Listing by season, of Eloise Butler's plantings in 1916, that were "1st time" plantings according to her Garden Log.
Eloise brought into the Garden a number of plants that are not listed today on the Garden census. Many of these were native to Minnesota and a few were not. Here is a listing of most of those plants introduced this year to the Garden for the first time - the common and botanical names listed first are names she used followed by other common names for the same plant and the newer botanical classifications, if any; then follows her source for the material. 1916 is the first year the following list of plants occur in her log. Most are shown in the photos.
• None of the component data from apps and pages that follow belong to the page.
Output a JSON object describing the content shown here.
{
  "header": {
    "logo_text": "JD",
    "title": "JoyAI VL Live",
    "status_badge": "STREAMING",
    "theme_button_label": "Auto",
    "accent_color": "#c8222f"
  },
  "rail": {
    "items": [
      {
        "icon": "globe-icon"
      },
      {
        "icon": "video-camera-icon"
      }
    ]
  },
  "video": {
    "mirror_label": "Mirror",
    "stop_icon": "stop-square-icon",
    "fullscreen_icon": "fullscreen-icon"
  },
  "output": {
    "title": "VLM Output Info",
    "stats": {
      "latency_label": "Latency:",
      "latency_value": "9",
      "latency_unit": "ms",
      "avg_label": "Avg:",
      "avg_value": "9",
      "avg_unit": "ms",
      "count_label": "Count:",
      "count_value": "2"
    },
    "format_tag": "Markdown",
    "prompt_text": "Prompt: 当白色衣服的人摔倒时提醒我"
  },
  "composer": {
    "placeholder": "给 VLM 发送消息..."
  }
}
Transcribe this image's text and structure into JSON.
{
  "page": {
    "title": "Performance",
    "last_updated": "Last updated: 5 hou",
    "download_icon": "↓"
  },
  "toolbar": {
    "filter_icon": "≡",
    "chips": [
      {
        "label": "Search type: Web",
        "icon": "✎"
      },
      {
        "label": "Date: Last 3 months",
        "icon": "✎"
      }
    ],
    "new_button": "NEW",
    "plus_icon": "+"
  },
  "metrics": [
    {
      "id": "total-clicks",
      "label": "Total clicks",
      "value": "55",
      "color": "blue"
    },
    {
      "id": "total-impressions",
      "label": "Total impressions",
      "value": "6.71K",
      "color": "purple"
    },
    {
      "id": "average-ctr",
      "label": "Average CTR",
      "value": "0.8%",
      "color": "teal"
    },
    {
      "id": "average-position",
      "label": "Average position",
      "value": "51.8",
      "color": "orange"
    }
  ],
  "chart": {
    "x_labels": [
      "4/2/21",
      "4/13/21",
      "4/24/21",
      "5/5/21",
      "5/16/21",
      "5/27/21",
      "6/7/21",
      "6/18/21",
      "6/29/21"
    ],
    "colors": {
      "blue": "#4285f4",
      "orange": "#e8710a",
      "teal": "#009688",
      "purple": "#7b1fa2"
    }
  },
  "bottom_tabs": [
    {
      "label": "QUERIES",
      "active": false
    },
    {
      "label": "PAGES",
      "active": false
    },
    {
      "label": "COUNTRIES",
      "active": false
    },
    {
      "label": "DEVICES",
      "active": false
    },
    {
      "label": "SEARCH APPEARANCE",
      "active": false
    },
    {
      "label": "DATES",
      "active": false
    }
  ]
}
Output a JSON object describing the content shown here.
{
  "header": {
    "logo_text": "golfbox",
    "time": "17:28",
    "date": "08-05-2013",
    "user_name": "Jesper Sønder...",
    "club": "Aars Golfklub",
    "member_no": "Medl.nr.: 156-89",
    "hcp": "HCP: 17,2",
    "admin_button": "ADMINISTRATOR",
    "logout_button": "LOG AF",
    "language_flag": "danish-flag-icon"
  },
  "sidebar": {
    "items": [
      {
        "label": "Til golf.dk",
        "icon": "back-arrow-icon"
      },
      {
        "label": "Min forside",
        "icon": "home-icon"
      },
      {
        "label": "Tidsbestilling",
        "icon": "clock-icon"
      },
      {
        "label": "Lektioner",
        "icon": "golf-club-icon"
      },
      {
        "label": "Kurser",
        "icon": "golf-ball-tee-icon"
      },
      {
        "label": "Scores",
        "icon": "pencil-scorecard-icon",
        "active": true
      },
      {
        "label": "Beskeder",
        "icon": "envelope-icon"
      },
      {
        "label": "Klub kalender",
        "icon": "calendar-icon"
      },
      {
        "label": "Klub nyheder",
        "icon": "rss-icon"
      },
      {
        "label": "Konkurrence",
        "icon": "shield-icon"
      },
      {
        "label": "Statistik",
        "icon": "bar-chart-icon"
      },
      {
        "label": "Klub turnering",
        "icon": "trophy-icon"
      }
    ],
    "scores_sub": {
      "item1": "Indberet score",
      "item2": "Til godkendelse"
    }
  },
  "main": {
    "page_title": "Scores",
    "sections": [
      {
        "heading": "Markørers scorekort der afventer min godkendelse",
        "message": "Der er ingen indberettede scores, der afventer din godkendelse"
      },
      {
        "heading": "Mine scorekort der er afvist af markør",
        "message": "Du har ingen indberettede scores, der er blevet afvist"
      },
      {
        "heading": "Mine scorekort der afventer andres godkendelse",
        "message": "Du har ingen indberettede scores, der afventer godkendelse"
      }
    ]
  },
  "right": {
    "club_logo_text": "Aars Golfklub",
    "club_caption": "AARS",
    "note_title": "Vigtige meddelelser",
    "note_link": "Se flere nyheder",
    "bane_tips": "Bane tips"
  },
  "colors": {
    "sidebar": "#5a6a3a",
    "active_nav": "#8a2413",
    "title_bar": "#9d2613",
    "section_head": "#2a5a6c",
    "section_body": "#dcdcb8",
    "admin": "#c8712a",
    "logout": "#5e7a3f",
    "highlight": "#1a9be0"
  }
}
The inclusion of "(M.C.)" indicates a plant that was still present at the time of Martha Crone's 1951 Garden Census - except for grasses and sedges which Crone did not catalog. "Native" indicates the plant is considered native to Minnesota or if introduced, long established. "Extant" indicates the plant is present in the Garden today. Botanical classification: Over the years Botanists have reclassified many plants from the classifications in use at the time Eloise Butler wrote her Garden Log or when Martha Crone prepared her census. I have retained the nomenclature that Eloise Butler or Martha Crone used and then provided the more current classification based on the latest published information from Flora of North America (Ref. #W7) and the Checklist of the Vascular Flora of Minnesota. (Ref. #28c)
Photos shown below are a mix of early plantings that are not present today and of plants still extant. Click the name link in the list for photos and information of those plants most of which are still extant.
Triglochin. Identified only by genus. Two species are found in Minnesota, Triglochin maritima. Seaside Arrow Crass (planted by Martha Crone in 1933) or Triglochin palustris, Marsh Arrowgrass; sourced from vicinity of Savage. Both species are known in that area. Marsh Arrowgrass is linked. (no photo below)
Viola Blanda, Sweet White Violet, Native, (M.C.), from vicinity of Fridley
Click the name link in the list for photos of those plants most of which are still extant.
Anacharis There are two species here that are native to Hennepin County so we don't know which she got [Elodea canadensis, Canadian Waterweed, or Elodea nuttallii, Western Waterweed] from Birch Pond. No photo below.